NC Budget and Tax Center, Uncategorized

House Transportation Budget Cuts Transit Grants

Earlier this week, the House approved a $3.1 billion transportation budget.  The transportation budget is not supported with revenue from the General Fund like other areas of the budget. Transportation investments are supported with revenue from the Highway Fund and Highway Trust Fund, which receive revenues from the state’s gas tax, highway use tax, and fees collected from the Division of Motor Vehicles. Due to a revised revenue forecast and budget writers’ anticipation of capping the state’s gas tax at 37.5 cents, the transportation budget was reduced by more than $150 million from the continuation budget.

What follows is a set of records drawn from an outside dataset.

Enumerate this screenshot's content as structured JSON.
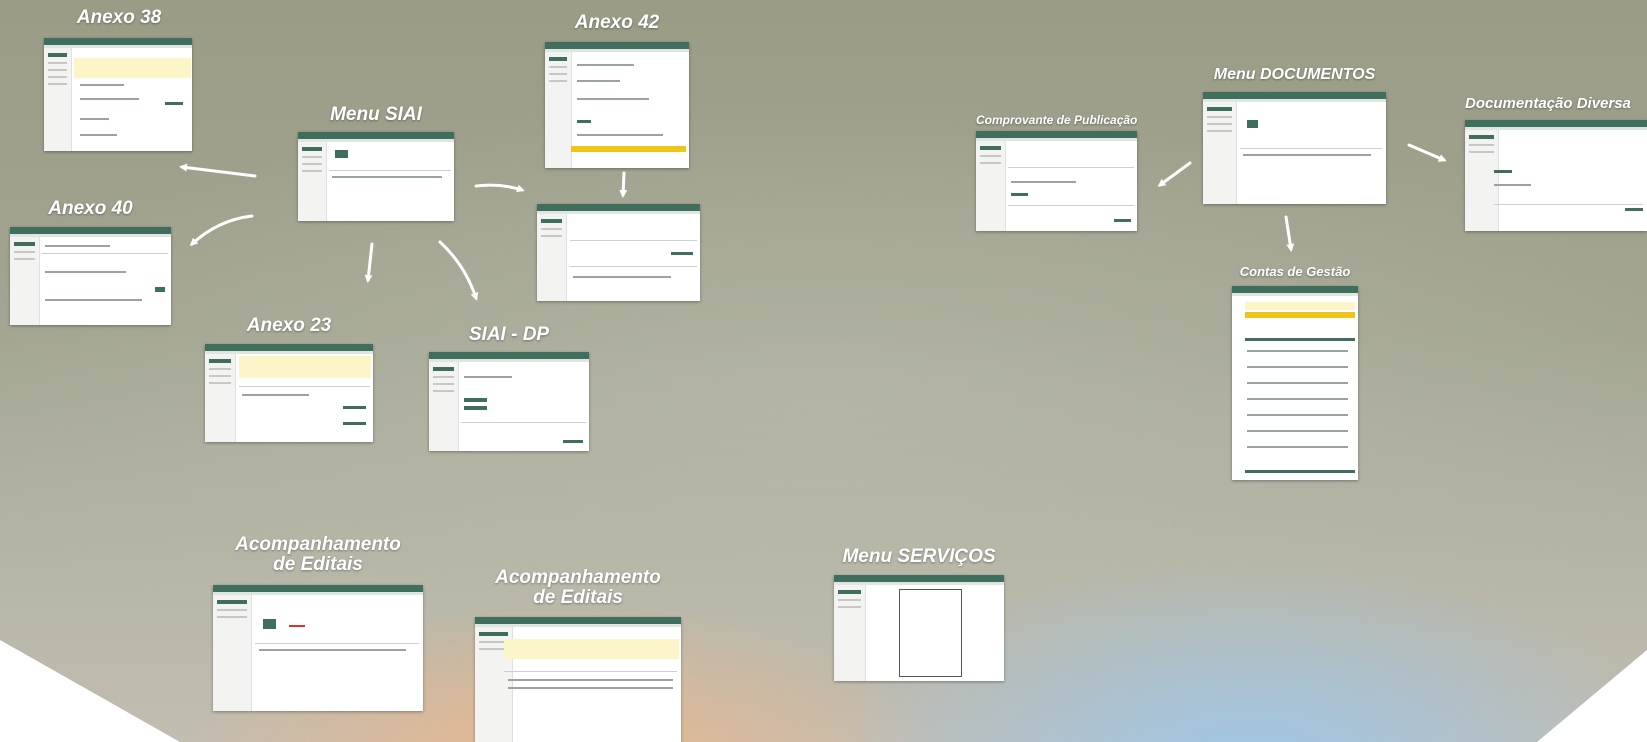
{
  "canvas": {
    "background_colors": [
      "#9a9c86",
      "#b5b5a6",
      "#e9b78e",
      "#9fc6e6"
    ]
  },
  "nodes": {
    "anexo38": {
      "title": "Anexo 38"
    },
    "menu_siai": {
      "title": "Menu SIAI"
    },
    "anexo42": {
      "title": "Anexo 42"
    },
    "anexo40": {
      "title": "Anexo 40"
    },
    "anexo23": {
      "title": "Anexo 23"
    },
    "siai_dp": {
      "title": "SIAI - DP"
    },
    "acomp_editais_1": {
      "title_line1": "Acompanhamento",
      "title_line2": "de Editais"
    },
    "acomp_editais_2": {
      "title_line1": "Acompanhamento",
      "title_line2": "de Editais"
    },
    "menu_servicos": {
      "title": "Menu SERVIÇOS"
    },
    "comprovante": {
      "title": "Comprovante de Publicação"
    },
    "menu_documentos": {
      "title": "Menu DOCUMENTOS"
    },
    "documentacao_diversa": {
      "title": "Documentação Diversa"
    },
    "contas_gestao": {
      "title": "Contas de Gestão"
    }
  },
  "colors": {
    "app_header": "#3f6e5c",
    "title_text": "#ffffff",
    "arrow": "#ffffff",
    "highlight_yellow": "#fbf5c8",
    "warning_bar": "#f0c419"
  }
}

One casualty of the budget cuts is a reduction to the Division of Public Transportation, which provides grants to local governments for transit systems. The House’s proposal would reduce public transportation funding by nearly $2.6 million over the continuation budget, which already imposed a 15 percent recurring cut to the Division when passed in 2011. This $2.6 million cut was once slated to be an $8.6 million cut but members of the Appropriations Subcommittee on Transportation reduced the cut, citing the value of public transit to North Carolinians. This value is especially true for low-income residents.

There is a big misconception, however, that public transit constitutes a large percentage of the state’s transportation budget. Public transit is woefully underfunded and only makes up about 3 percent, or $90.6 million, of the state’ current transportation budget even though the money leverages additional dollars from the federal government.  Rather than cap the gas tax—which would cost the state $81.6 million over the next fiscal year according to the Fiscal Research Division—the budget writers could use this foregone revenue to nearly double the amount of state appropriations for public transportation.

While this scenario is unlikely to happen, it highlights  options that are available to budget writers. Going forward in the budget process, it is critical that legislators take a hard look at the state’s true transportation needs such as the growing demand for public transit.  Capping the gas tax will only delay the state’s ability to meet these needs.

 

 

3 Comments


  1. Frank Burns

    June 2, 2012 at 2:49 pm

    Another option is to shift funds from roads to mass transit. Do we really need a beltway around Fayetteville? Raising gas tax is not acceptable. The public would not stand for it.

  2. david esmay

    June 4, 2012 at 10:04 am

    Lose your blind idolatry for Grover Norquist.

  3. […] I mentioned in this space last week, public transportation is already woefully underfunded and only makes up 3 percent of overall state […]

Check Also

Redesigning TANF to lift more families out of poverty

The 1996 welfare law that created Temporary Assistance ...

Top Stories from NCPW

  • News
  • Commentary

Last week Robin Jordan shared her experience at a field hearing on Medicaid expansion organized by N [...]

Every year, North Carolina removes registered voters from its voter rolls as part of a maintenance r [...]

Numerous questions remain, however, about the treatment of dozens of other trans inmates Kanautica Z [...]

The Trump Administration’s new public charge rule will do more to keep families separated than it wi [...]

If there is a single brightest and most hopeful bit of news on the North Carolina public policy hori [...]

Thirty-two seconds. That’s how long it took for the madman responsible for the carnage in Dayton, Oh [...]

It can’t have escaped many folks’ notice – even those, bless their hearts, for whom the really big n [...]

Today we wait. We wait for the judges, who retired to their chambers weeks ago in the Common Cause v [...]